These are some of the objects I keep on the dashboard of my van home.
I see them whenever I’m sitting in the driver’s seat.
The skeleton is from a Playmobile pirate set. I found it (I can’t say if it’s a he or a she, since I’m not the kind of anthropologist who knows a male pelvis from a female pelvis) at the mega super thrift clearance center, along with a canon and one or two pirates from the set. (Those went to a kid that the Lady of the House knows.)
In the middle is Kwan Yin. According to http://www.religionfacts.com/buddhism/beings/kuan-yin,
In Buddhism, Kuan Yin (also spelled Guan Yin, Kwan Yin) is the bodhisattva of compassion venerated by East Asian Buddhists. Commonly known as the Goddess of Mercy, Kuan Yin is also revered by Chinese Taoists as an Immortal. The name Kuan Yin is short for Kuan Shih Yin (Guan Shi Yin) which means “Observing the Sounds of the World”.
Due to her symbolising compassion, in East Asia Kuan Yin is associated with vegetarianism. Chinese vegetarian restaurants are generally decorated with her image, and she appears in most Buddhist vegetarian pamphlets and magazines.
I first learned about Kwan Yin when I went to Malaysia. I was told women pray to her for healing of the female organs. I got this statue for $1 too, at a second hand store in Taos.
Next to Kwan Yin is a guardian angel that I got from a woman selling at the Bridge. She had a $1 table, and the guardian angel was on it. I didn’t have many dollars at the time, but I figured I needed all the protection I could get, so I bought the angel. She reminds me of the little statues my grandmother and great-grandmother displayed when I was a kid. We kids were never allowed to touch the breakable figurines, so I think it’s kind of cool to keep something similar on my dash. The guardian angel must be tough because she hasn’t broken yet. She was actually my first figurine and survived the move from my last van to my current van. (I think any guardian angel of mine better by tough, because it must be a hard job to keep me safe.)
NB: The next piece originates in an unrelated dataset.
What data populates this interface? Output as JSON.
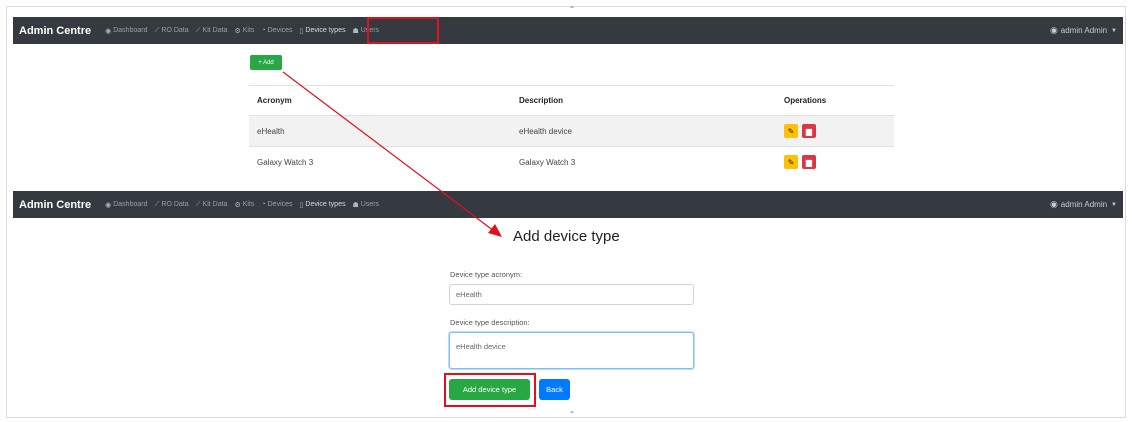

Next to the angel is a yellow question mark flecked with glitter. I also rescued it from the mega super thrift clearance center. It was part of some board game, but I thought it was pretty cool on its own. It’s a constant reminder for me to question.
Behind Kwan Yin is a Navajo vase one of my vendor friends at the Bridge gave me. He’s not Navajo, and he doesn’t make the vases; he buys them from Navajo women and resells them. This one had some problem with the glaze, so he gave it to me. The dried flowers in it were given to me by one of youngest friends, a delightfully funny girl I knew at the Bridge when she was five, the summer before she started kindergarten.
I can’t say that I actually believe any of these objects offer me protection. They’re more like good luck charms, although I don’t know if I believe in luck. (Lately, whenever something unfortunate happens to me, I do think about the three mirrors I broke in the span of three months last winter and wonder if maybe bad luck does exist.) I guess more than anything, they offer me comfort. The angel reminds me of my foremothers. Kwan Yin reminds me to treat others with compassion and mercy.The skeleton represents all things Grateful Dead to me. The question mark reminds me to keep searching and asking. And the vase makes me think of my friends.